A visit to Ceja Vineyards is its own special occasion, and the bell featured on each bottle of wine here seems to allude to that experience. The Cejas, one of the first Mexican-American families to own and operate their own winery in California, and the family’s presence in the business lends itself to a welcoming atmosphere at the winery’s intimate tasting room space.
You can learn all about the Ceja family’s journey from Mexico to California wine country while you sample current releases. It’s production includes chardonnays, pinot noirs, cabernet sauvignons, and even dessert wine if you enjoy something on the sweeter side. Take or ship some bottles home, then check out the appetizing collection of recipes on their website to cook and pair the wines with.
Where: 22989 Burndale Road, Sonoma, CA 95476
The art of winemaking meets the art of sculpture at Donum Estate. The winery is home to one of the world’s largest publicly accessible private sculpture collections. Pieces by Fernando Botero, Keith Haring, and Yayoi Kusama among others serve to enhance the natural beauty of the grounds. Walking tours are offered, but you may opt for cruising the estate on an all-terrain vehicle tour.
While the stunning sculptures are undeniably a draw for visitors, what’s in the glass more than measures up and easily compliments an all-around enjoyable sensory experience. Donum focuses on chardonnay and pinot noir, the star grapes of the Carneros AVA where the winery is located.
Where: 24500 Ramal Road, Sonoma, CA 95476
Gloria Ferrer Caves & Vineyards
This is where you go to take a brief hiatus from all the still wines you’ve been tasting, and indulge in some sparkling wine instead. Gloria Ferrer produces an array of sparkling wines made in the traditional méthode champenoise. The founders, Gloria and José Ferrer, were already well-known cava producers in Spain when they arrived in Sonoma in the early 1980s to do what they did best with different grapes in a fresh location. The town is better for it–who doesn’t love a nice glass of bubbles?
The winery has a beautiful terrace where you can try blanc de blancs, blanc de noirs, and rosé sparklers amid vineyard views.
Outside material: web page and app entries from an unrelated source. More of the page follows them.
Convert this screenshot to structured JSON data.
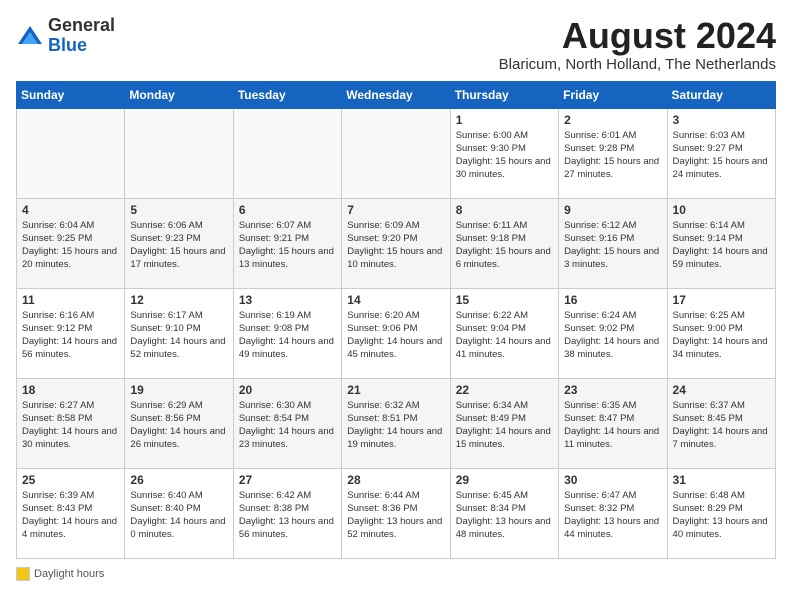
{
  "header": {
    "logo_general": "General",
    "logo_blue": "Blue",
    "month_year": "August 2024",
    "location": "Blaricum, North Holland, The Netherlands"
  },
  "weekdays": [
    "Sunday",
    "Monday",
    "Tuesday",
    "Wednesday",
    "Thursday",
    "Friday",
    "Saturday"
  ],
  "weeks": [
    [
      {
        "day": "",
        "info": ""
      },
      {
        "day": "",
        "info": ""
      },
      {
        "day": "",
        "info": ""
      },
      {
        "day": "",
        "info": ""
      },
      {
        "day": "1",
        "sunrise": "Sunrise: 6:00 AM",
        "sunset": "Sunset: 9:30 PM",
        "daylight": "Daylight: 15 hours and 30 minutes."
      },
      {
        "day": "2",
        "sunrise": "Sunrise: 6:01 AM",
        "sunset": "Sunset: 9:28 PM",
        "daylight": "Daylight: 15 hours and 27 minutes."
      },
      {
        "day": "3",
        "sunrise": "Sunrise: 6:03 AM",
        "sunset": "Sunset: 9:27 PM",
        "daylight": "Daylight: 15 hours and 24 minutes."
      }
    ],
    [
      {
        "day": "4",
        "sunrise": "Sunrise: 6:04 AM",
        "sunset": "Sunset: 9:25 PM",
        "daylight": "Daylight: 15 hours and 20 minutes."
      },
      {
        "day": "5",
        "sunrise": "Sunrise: 6:06 AM",
        "sunset": "Sunset: 9:23 PM",
        "daylight": "Daylight: 15 hours and 17 minutes."
      },
      {
        "day": "6",
        "sunrise": "Sunrise: 6:07 AM",
        "sunset": "Sunset: 9:21 PM",
        "daylight": "Daylight: 15 hours and 13 minutes."
      },
      {
        "day": "7",
        "sunrise": "Sunrise: 6:09 AM",
        "sunset": "Sunset: 9:20 PM",
        "daylight": "Daylight: 15 hours and 10 minutes."
      },
      {
        "day": "8",
        "sunrise": "Sunrise: 6:11 AM",
        "sunset": "Sunset: 9:18 PM",
        "daylight": "Daylight: 15 hours and 6 minutes."
      },
      {
        "day": "9",
        "sunrise": "Sunrise: 6:12 AM",
        "sunset": "Sunset: 9:16 PM",
        "daylight": "Daylight: 15 hours and 3 minutes."
      },
      {
        "day": "10",
        "sunrise": "Sunrise: 6:14 AM",
        "sunset": "Sunset: 9:14 PM",
        "daylight": "Daylight: 14 hours and 59 minutes."
      }
    ],
    [
      {
        "day": "11",
        "sunrise": "Sunrise: 6:16 AM",
        "sunset": "Sunset: 9:12 PM",
        "daylight": "Daylight: 14 hours and 56 minutes."
      },
      {
        "day": "12",
        "sunrise": "Sunrise: 6:17 AM",
        "sunset": "Sunset: 9:10 PM",
        "daylight": "Daylight: 14 hours and 52 minutes."
      },
      {
        "day": "13",
        "sunrise": "Sunrise: 6:19 AM",
        "sunset": "Sunset: 9:08 PM",
        "daylight": "Daylight: 14 hours and 49 minutes."
      },
      {
        "day": "14",
        "sunrise": "Sunrise: 6:20 AM",
        "sunset": "Sunset: 9:06 PM",
        "daylight": "Daylight: 14 hours and 45 minutes."
      },
      {
        "day": "15",
        "sunrise": "Sunrise: 6:22 AM",
        "sunset": "Sunset: 9:04 PM",
        "daylight": "Daylight: 14 hours and 41 minutes."
      },
      {
        "day": "16",
        "sunrise": "Sunrise: 6:24 AM",
        "sunset": "Sunset: 9:02 PM",
        "daylight": "Daylight: 14 hours and 38 minutes."
      },
      {
        "day": "17",
        "sunrise": "Sunrise: 6:25 AM",
        "sunset": "Sunset: 9:00 PM",
        "daylight": "Daylight: 14 hours and 34 minutes."
      }
    ],
    [
      {
        "day": "18",
        "sunrise": "Sunrise: 6:27 AM",
        "sunset": "Sunset: 8:58 PM",
        "daylight": "Daylight: 14 hours and 30 minutes."
      },
      {
        "day": "19",
        "sunrise": "Sunrise: 6:29 AM",
        "sunset": "Sunset: 8:56 PM",
        "daylight": "Daylight: 14 hours and 26 minutes."
      },
      {
        "day": "20",
        "sunrise": "Sunrise: 6:30 AM",
        "sunset": "Sunset: 8:54 PM",
        "daylight": "Daylight: 14 hours and 23 minutes."
      },
      {
        "day": "21",
        "sunrise": "Sunrise: 6:32 AM",
        "sunset": "Sunset: 8:51 PM",
        "daylight": "Daylight: 14 hours and 19 minutes."
      },
      {
        "day": "22",
        "sunrise": "Sunrise: 6:34 AM",
        "sunset": "Sunset: 8:49 PM",
        "daylight": "Daylight: 14 hours and 15 minutes."
      },
      {
        "day": "23",
        "sunrise": "Sunrise: 6:35 AM",
        "sunset": "Sunset: 8:47 PM",
        "daylight": "Daylight: 14 hours and 11 minutes."
      },
      {
        "day": "24",
        "sunrise": "Sunrise: 6:37 AM",
        "sunset": "Sunset: 8:45 PM",
        "daylight": "Daylight: 14 hours and 7 minutes."
      }
    ],
    [
      {
        "day": "25",
        "sunrise": "Sunrise: 6:39 AM",
        "sunset": "Sunset: 8:43 PM",
        "daylight": "Daylight: 14 hours and 4 minutes."
      },
      {
        "day": "26",
        "sunrise": "Sunrise: 6:40 AM",
        "sunset": "Sunset: 8:40 PM",
        "daylight": "Daylight: 14 hours and 0 minutes."
      },
      {
        "day": "27",
        "sunrise": "Sunrise: 6:42 AM",
        "sunset": "Sunset: 8:38 PM",
        "daylight": "Daylight: 13 hours and 56 minutes."
      },
      {
        "day": "28",
        "sunrise": "Sunrise: 6:44 AM",
        "sunset": "Sunset: 8:36 PM",
        "daylight": "Daylight: 13 hours and 52 minutes."
      },
      {
        "day": "29",
        "sunrise": "Sunrise: 6:45 AM",
        "sunset": "Sunset: 8:34 PM",
        "daylight": "Daylight: 13 hours and 48 minutes."
      },
      {
        "day": "30",
        "sunrise": "Sunrise: 6:47 AM",
        "sunset": "Sunset: 8:32 PM",
        "daylight": "Daylight: 13 hours and 44 minutes."
      },
      {
        "day": "31",
        "sunrise": "Sunrise: 6:48 AM",
        "sunset": "Sunset: 8:29 PM",
        "daylight": "Daylight: 13 hours and 40 minutes."
      }
    ]
  ],
  "legend": {
    "daylight_label": "Daylight hours"
  }
}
If you visit on a weekend, you can reserve a seat at the tasting room’s multi-course brunch pairing.
Where: 23555 Arnold Drive, Sonoma, CA 95476
Gundlach Bundschu Winery
Gundlach Bundschu is another historic winemaking estate which first opened all the way back in 1858, just one year after Buena Vista Winery. It is California’s oldest continuously family-owned winery with the sixth generation of Bundschus currently in the business. Affectionately referred to as “Gun Bun” by locals, it’s a staple on any Sonoma newcomer’s to-do list.
This winery produces a range of different reds and white wines including a gewürztraminer as a nod to the family’s Alsatian heritage. If you want to learn more about how it’s all made, there are vineyard tours, cave tours, and even estate tours on the winery’s Pinzgauer. If you’ve ever dreamed of sipping wine while off-roading in a Swiss army vehicle, this is your moment.
Where: 2000 Denmark Street, Sonoma, CA 95476
Three Sticks Wines
Wine tasting at Three Sticks is a lesson in terroir, the name for the combination of a particular place’s natural elements that collectively impact grape quality and character. This would consist of everything from microclimate to soil type to topography, meaning even wines made from grapes grown in different blocks on the same property can vary greatly. Single-vineyard chardonnay and pinot noir are the stars at Three Sticks. Thanks to the focused production, visitors can taste how much location matters through different expressions of the same varietal.
The tasting room is located downtown in the Vallejo-Casteñada Adobe, once the private residence of Sonoma’s founder, Don Mariano Guadalupe Vallejo. Three Sticks would be a perfect spot to book a tasting before or after lunchtime as there are plenty of stellar restaurants around the Plaza within walking distance.
Where: 143 West Spain Street, Sonoma, CA 95476
Note: increasingly, and especially since the COVID-19 pandemic began, wineries in the area have been pivoting toward appointment-only visits in order to provide optimal experiences for guests. Please call ahead or check websites while planning your trip to ensure you are able to get in where you want to go. Cheers!